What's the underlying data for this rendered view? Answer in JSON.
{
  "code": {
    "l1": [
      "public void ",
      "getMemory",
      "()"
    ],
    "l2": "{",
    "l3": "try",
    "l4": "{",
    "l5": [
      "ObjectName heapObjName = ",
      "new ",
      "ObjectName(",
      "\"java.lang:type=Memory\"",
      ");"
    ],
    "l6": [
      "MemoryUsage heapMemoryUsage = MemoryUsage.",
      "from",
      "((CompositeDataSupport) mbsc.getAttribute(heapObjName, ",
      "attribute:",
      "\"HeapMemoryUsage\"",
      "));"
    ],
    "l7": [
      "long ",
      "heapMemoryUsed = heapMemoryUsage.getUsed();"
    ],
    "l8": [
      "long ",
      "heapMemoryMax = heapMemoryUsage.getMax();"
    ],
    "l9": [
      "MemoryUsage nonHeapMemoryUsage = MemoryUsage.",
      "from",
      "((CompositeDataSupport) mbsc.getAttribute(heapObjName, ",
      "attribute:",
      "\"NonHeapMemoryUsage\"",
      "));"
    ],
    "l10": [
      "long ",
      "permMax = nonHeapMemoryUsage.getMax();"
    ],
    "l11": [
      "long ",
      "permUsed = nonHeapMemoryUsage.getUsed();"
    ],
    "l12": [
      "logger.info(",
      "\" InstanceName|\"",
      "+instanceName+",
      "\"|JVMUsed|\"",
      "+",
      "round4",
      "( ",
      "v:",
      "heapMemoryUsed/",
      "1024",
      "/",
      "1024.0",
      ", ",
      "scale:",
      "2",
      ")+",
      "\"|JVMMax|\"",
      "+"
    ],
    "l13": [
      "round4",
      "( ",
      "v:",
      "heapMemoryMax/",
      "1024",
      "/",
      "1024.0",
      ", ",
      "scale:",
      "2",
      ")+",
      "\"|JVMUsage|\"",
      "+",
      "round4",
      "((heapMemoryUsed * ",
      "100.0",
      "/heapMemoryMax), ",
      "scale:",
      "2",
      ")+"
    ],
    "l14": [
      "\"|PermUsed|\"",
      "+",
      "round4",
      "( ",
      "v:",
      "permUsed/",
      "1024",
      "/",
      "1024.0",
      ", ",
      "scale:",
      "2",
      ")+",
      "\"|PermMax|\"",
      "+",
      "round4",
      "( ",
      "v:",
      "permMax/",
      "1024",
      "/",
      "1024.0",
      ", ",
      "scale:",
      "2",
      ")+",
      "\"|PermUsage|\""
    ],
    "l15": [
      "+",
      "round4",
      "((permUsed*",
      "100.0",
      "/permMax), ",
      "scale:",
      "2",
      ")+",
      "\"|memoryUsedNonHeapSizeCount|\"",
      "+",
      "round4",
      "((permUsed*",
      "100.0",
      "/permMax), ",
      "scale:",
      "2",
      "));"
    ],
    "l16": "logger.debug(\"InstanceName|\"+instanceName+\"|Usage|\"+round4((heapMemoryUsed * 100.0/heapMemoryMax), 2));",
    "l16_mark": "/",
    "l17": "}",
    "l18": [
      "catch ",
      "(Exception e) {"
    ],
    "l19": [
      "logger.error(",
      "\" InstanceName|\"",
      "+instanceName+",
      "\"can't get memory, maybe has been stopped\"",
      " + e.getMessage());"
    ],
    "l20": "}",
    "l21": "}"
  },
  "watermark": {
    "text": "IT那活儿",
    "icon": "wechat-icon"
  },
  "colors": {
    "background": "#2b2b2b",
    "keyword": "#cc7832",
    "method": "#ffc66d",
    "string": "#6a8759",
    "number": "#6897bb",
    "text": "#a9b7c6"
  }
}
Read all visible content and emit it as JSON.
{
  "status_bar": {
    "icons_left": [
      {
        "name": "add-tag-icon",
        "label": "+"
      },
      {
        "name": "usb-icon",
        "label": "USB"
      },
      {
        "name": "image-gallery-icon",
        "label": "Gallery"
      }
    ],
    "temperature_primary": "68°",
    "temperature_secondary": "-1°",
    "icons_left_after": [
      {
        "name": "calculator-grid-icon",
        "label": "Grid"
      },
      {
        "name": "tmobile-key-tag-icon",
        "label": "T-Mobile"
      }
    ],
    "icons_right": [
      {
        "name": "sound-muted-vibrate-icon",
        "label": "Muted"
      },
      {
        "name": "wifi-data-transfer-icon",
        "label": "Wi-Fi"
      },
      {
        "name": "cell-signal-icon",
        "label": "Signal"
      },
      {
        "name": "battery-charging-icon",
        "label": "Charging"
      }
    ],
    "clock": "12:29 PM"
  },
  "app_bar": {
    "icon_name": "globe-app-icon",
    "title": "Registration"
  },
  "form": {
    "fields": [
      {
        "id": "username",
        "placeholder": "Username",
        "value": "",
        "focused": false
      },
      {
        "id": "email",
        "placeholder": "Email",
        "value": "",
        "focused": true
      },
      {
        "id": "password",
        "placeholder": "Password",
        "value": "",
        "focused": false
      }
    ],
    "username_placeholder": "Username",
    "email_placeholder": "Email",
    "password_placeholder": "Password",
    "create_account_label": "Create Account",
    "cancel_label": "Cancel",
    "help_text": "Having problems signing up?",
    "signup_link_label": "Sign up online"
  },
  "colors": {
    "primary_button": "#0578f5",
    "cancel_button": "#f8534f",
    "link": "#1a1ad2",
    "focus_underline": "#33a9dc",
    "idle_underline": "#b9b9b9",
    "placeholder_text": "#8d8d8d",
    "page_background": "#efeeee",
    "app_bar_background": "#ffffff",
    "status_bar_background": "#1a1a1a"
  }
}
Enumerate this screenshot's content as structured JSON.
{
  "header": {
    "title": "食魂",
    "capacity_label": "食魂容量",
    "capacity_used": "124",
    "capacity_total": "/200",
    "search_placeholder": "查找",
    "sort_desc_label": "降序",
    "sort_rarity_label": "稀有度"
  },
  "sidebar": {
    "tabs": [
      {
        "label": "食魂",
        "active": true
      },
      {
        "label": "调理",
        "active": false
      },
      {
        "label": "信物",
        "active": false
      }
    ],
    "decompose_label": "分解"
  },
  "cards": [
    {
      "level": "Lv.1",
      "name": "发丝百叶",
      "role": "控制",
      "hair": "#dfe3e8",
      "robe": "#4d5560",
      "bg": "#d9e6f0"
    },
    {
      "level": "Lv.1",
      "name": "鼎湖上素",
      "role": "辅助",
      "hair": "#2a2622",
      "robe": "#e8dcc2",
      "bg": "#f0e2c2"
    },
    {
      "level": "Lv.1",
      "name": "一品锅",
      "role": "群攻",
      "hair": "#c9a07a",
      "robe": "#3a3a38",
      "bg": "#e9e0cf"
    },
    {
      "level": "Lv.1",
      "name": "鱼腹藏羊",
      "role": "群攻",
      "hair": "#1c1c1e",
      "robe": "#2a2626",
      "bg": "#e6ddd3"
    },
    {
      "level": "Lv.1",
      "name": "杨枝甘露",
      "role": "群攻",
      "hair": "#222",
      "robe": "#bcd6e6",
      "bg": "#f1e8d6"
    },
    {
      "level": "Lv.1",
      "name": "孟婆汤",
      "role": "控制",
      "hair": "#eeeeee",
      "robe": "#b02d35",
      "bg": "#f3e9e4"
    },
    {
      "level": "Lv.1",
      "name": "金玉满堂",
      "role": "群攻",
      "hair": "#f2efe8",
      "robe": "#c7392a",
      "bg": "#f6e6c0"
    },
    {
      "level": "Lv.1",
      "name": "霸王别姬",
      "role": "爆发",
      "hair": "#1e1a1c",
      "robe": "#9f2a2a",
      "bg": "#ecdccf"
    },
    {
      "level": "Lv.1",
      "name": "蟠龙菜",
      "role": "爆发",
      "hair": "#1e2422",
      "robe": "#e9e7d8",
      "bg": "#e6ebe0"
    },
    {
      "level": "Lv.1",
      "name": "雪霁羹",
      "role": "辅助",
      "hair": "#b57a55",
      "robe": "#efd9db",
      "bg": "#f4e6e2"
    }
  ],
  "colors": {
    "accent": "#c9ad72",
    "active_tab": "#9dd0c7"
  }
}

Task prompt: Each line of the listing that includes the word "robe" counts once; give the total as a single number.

Final answer: 10